But such laws are at odds with the needs of investors and retailers, who want more information about customers, not less. As Jennifer Carney points out, we are at the dawn of quantified cannabis. While the industry has resisted using technology in the past, largely due to legal concerns, the “green rush” toward legalized marijuana has created an opportunity for Silicon Valley to step in. Data science is poised to bring marijuana products out of the dark ages and into the 21st century.

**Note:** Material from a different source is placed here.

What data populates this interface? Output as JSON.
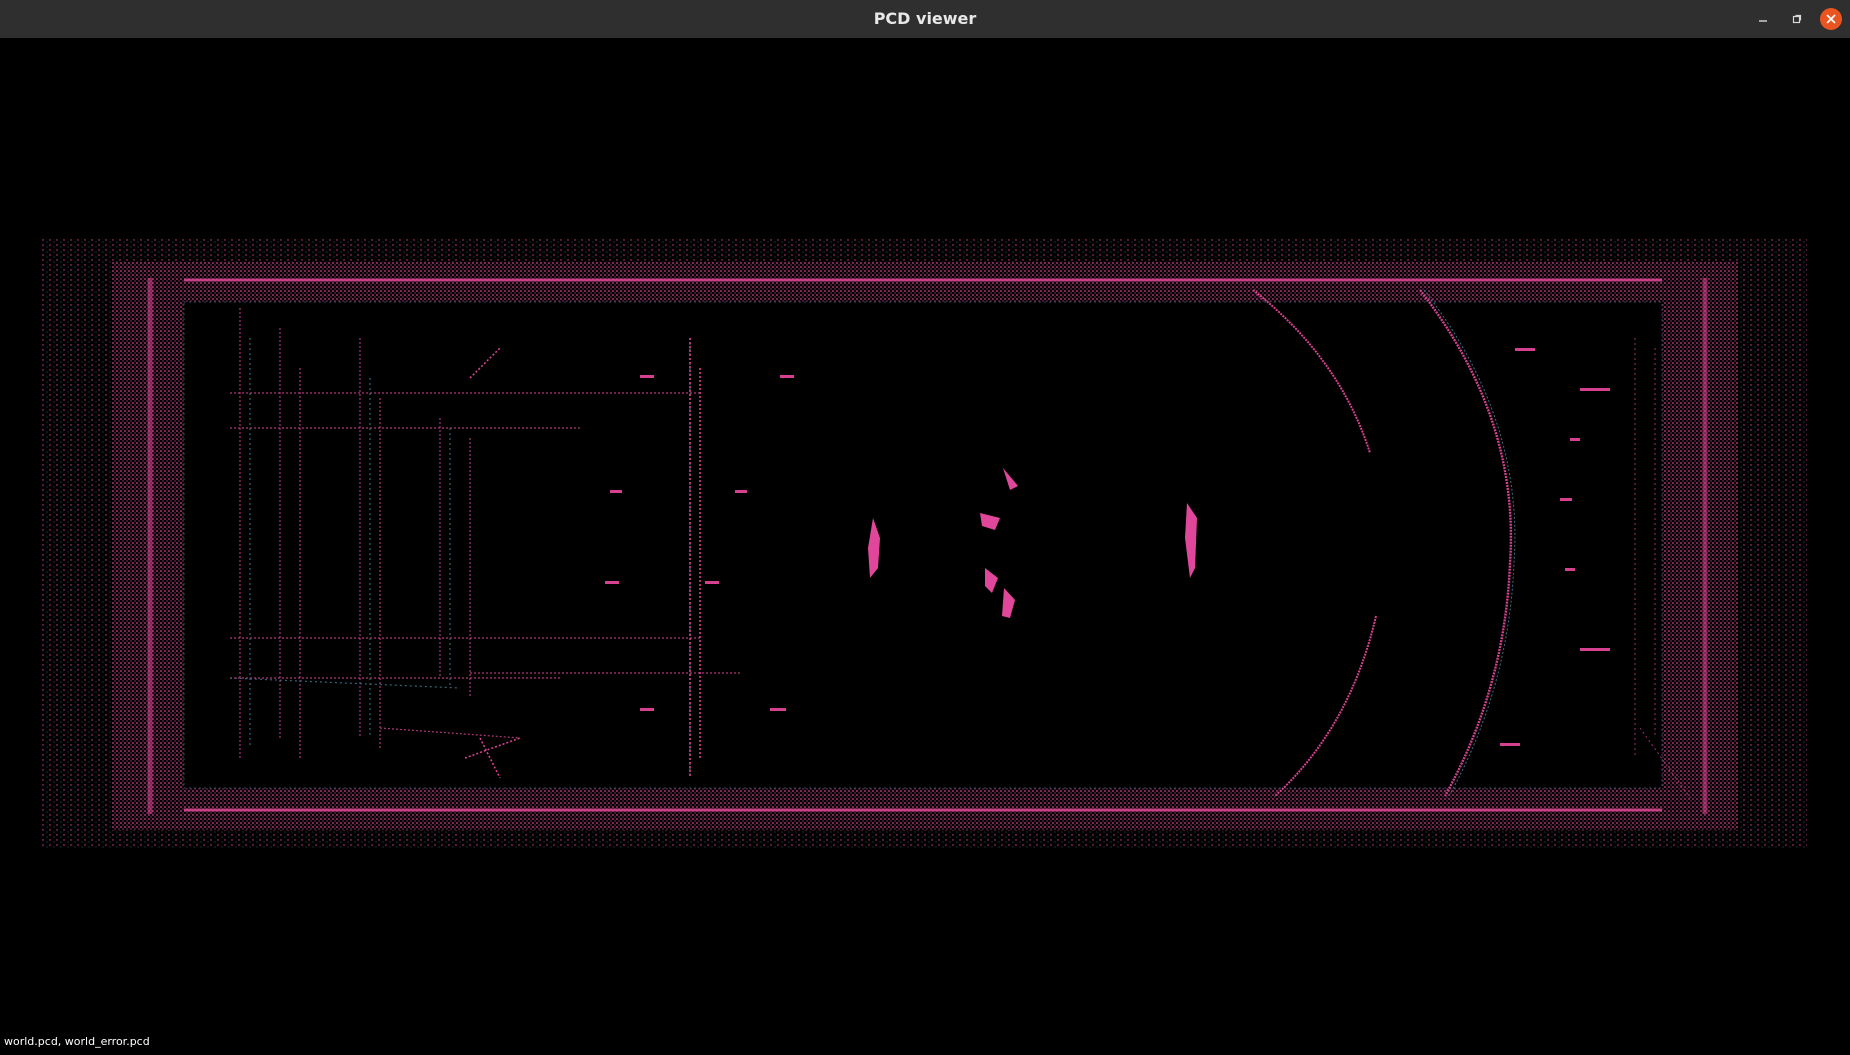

Tech companies are already taking advantage. For example, Weave, a software company based in Boulder Colorado, uses data science to provide product analytics for dispensaries and point-of-sale menus for consumers. Flowhub, a Denver-based start up, offers a mobile device for scanning RFID plant tags and a cloud-based point-of sale system for dispensaries. The system automatically reports sales to state’s compliance databases, and allows dispensaries to scan their customers’ ID’s for age and state of residency to confirm what they can buy based on state-specific regulations.
For better or worse, the trend in the industry seems to be towards cloud-based operations. In 2016, Microsoft announce that it was partnering with Los Angeles-based start-up Kind Financial to create software that will help states, counties, and municipalities track marijuana compliance. Microsoft has offered up its Azure cloud platform for the project. And as every industry expert knows, as goes the cloud, so goes the data breaches.
For Marijuana Companies, Robust Cyber Security Is a Must
Technology and cannabis will continue to intersect as the industry grows. E-commerce, advertising, and increasingly sophisticated data collection and analytics are all on the horizon.
Right now, the needs of consumers and companies seem to be at odds—consumers want less data collection, while tech companies and investors want more. If companies are to maintain consumer trust, strong cyber security measures are a must. After decades of criminalization, many customers remain skittish about the product they are consuming. Even in legal retail stores, shoppers will often give a fake name at the check-in counter after showing their real ID, so that their first names are not spoken aloud by staff. Others resist providing cellphone numbers or emails, even when doing so garners them significant discounts by way of coupons and insider-only deals. Cyber security will be essential to bridge the gap between consumers and companies.
The marijuana industry has a long future ahead of it, and data privacy and cybersecurity are bound to play a starring role. Watch this space for updates.